I never really got into boarding school stories when I was a girl. There were books and comic strips galore but it didn’t really appeal. I know this means I missed out on a whole bunch of well-loved books – Chalet School, Malory Towers, (Harry Potter had not happened yet) – but although I read lots of wish-fulfilment stories about ponies and skating and ballet and theatre, boarding school was NOT something I pined for. Apart from the midnight feasts.
Living away from home and family? And at school 24/7? Not for me.
I was the kid who came home for lunch all through infant and junior school. My house was only 4 minutes’ quick walk away, and the idea of staying to school dinners horrified me. In fact, I did have to stay on one occasion when my mother was doing something mysterious in London for the day, and my worst fears were confirmed. Furry cucumber, boiled potatoes with black bits in, bright pink tinned meat. Boys chomping everything and delighting to chew with their mouths open. Scary dinner ladies looming over me. Never again!
My actual experience of boarding school is limited to two things. One was aged 12, a trip with my Sunday School where we lodged in a girls’ boarding school in Somerset for a fortnight during the holidays. We had midnight feasts – great fun – but the other food was a trial (plastic white bread, yukky margarine, no butter), so were big shared dormitories, semi-public bathrooms, and so many people to cope with all the time!

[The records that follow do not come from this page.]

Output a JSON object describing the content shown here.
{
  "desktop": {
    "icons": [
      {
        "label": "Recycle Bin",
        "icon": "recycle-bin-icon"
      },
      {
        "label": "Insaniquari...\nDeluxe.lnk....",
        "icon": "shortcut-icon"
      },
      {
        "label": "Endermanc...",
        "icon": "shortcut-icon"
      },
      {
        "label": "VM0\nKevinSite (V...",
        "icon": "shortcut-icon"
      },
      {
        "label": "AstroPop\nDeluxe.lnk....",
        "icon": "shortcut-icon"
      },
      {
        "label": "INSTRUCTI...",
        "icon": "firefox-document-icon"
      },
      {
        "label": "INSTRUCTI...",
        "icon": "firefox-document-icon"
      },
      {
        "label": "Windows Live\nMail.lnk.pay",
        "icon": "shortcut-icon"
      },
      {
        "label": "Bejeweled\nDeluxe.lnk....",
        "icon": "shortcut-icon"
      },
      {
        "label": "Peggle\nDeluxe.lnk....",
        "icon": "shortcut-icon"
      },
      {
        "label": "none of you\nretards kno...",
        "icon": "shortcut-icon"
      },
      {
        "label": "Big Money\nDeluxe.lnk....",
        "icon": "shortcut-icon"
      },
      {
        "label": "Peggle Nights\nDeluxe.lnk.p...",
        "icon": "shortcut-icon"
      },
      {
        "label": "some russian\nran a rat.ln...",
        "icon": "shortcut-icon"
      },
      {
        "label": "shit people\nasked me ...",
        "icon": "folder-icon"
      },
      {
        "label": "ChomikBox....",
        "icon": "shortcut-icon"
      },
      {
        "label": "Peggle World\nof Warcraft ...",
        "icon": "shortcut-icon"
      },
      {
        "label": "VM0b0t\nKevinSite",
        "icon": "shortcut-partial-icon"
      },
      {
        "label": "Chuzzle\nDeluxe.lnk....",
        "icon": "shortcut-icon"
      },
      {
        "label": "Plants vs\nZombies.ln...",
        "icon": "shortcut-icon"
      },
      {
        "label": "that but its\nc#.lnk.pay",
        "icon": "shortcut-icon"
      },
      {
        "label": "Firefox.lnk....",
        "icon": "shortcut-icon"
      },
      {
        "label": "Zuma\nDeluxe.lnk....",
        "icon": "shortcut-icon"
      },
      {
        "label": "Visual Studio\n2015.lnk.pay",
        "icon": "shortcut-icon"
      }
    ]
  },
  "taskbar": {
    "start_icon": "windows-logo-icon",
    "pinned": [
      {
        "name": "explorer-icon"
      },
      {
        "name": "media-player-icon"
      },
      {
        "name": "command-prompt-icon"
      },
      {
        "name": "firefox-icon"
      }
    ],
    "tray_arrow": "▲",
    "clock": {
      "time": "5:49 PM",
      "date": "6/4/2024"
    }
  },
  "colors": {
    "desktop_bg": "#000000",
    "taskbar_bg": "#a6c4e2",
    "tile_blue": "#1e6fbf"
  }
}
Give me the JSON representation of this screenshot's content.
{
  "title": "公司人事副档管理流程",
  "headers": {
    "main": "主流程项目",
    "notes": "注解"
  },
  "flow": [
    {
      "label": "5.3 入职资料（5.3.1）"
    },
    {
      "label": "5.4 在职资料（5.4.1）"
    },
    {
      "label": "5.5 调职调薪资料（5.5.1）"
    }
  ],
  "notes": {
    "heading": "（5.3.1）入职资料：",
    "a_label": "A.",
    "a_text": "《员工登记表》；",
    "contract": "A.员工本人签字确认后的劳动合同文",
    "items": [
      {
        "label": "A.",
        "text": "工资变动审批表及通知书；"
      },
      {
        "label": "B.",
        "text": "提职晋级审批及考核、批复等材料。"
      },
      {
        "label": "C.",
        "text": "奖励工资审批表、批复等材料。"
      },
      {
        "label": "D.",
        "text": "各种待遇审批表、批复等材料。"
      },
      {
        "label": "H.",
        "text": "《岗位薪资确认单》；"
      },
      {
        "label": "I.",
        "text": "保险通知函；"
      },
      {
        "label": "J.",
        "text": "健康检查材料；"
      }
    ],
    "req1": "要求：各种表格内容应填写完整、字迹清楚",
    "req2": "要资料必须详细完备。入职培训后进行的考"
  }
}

The second experience was in my mid-teens, when a friend had a Saturday morning job in the kitchen of a boys’ boarding school. I was going to stay with her for the weekend and met up with her (unofficially) at the school, where the lunch prep was going on in steamy, sweaty chaos. Somehow I got involved in working the massive automatic potato-peeling machine. All I can say is, it never happened to the Four Marys.
Yet one of my favourite classic stories, A Little Princess by Frances Hodgson Burnett, is set in a boarding school, of sorts. No uniforms, rival houses, or hockey matches: it is more like the kind of establishment Jane Austen would have known a century before, where a small number of girls lived almost as family, doing lessons and learning accomplishments in the schoolmistress’s home. After a reversal of fortune, our heroine, Sara Crewe, goes from cosseted favourite pupil to unpaid and hungry teaching assistant and skivvy. I read it again recently and the story was still entrancing.
So what have I been missing all these years?
Can you suggest any other school stories I might like?
I’m a fussy eater, like my own space, and never got picked for teams. Which fictional boarding school might I ever fit in at?